** Supplied information **
■ ■ ■ ■ ■ ■ ■

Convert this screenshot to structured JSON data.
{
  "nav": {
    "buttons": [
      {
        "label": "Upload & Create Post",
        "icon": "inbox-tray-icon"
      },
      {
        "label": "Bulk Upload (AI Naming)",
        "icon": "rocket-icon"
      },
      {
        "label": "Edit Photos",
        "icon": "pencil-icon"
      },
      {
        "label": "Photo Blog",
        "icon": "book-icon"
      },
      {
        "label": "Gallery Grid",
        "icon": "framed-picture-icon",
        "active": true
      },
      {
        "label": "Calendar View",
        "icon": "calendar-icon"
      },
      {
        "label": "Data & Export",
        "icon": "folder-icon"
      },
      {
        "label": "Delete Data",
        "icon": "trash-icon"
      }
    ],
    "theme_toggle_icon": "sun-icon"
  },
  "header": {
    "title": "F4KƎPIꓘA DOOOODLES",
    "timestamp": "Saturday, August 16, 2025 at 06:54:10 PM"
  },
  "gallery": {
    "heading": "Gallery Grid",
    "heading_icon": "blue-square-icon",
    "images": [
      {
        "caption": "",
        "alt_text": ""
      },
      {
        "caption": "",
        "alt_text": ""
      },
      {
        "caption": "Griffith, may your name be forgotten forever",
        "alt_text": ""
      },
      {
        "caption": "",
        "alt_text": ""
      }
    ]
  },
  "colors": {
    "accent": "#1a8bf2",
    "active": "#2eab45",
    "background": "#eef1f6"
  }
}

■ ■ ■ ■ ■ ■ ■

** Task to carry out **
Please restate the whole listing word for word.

** Response **
Convert this screenshot to structured JSON data.
{
  "nav": {
    "buttons": [
      {
        "label": "Upload & Create Post",
        "icon": "inbox-tray-icon"
      },
      {
        "label": "Bulk Upload (AI Naming)",
        "icon": "rocket-icon"
      },
      {
        "label": "Edit Photos",
        "icon": "pencil-icon"
      },
      {
        "label": "Photo Blog",
        "icon": "book-icon"
      },
      {
        "label": "Gallery Grid",
        "icon": "framed-picture-icon",
        "active": true
      },
      {
        "label": "Calendar View",
        "icon": "calendar-icon"
      },
      {
        "label": "Data & Export",
        "icon": "folder-icon"
      },
      {
        "label": "Delete Data",
        "icon": "trash-icon"
      }
    ],
    "theme_toggle_icon": "sun-icon"
  },
  "header": {
    "title": "F4KƎPIꓘA DOOOODLES",
    "timestamp": "Saturday, August 16, 2025 at 06:54:10 PM"
  },
  "gallery": {
    "heading": "Gallery Grid",
    "heading_icon": "blue-square-icon",
    "images": [
      {
        "caption": "",
        "alt_text": ""
      },
      {
        "caption": "",
        "alt_text": ""
      },
      {
        "caption": "Griffith, may your name be forgotten forever",
        "alt_text": ""
      },
      {
        "caption": "",
        "alt_text": ""
      }
    ]
  },
  "colors": {
    "accent": "#1a8bf2",
    "active": "#2eab45",
    "background": "#eef1f6"
  }
}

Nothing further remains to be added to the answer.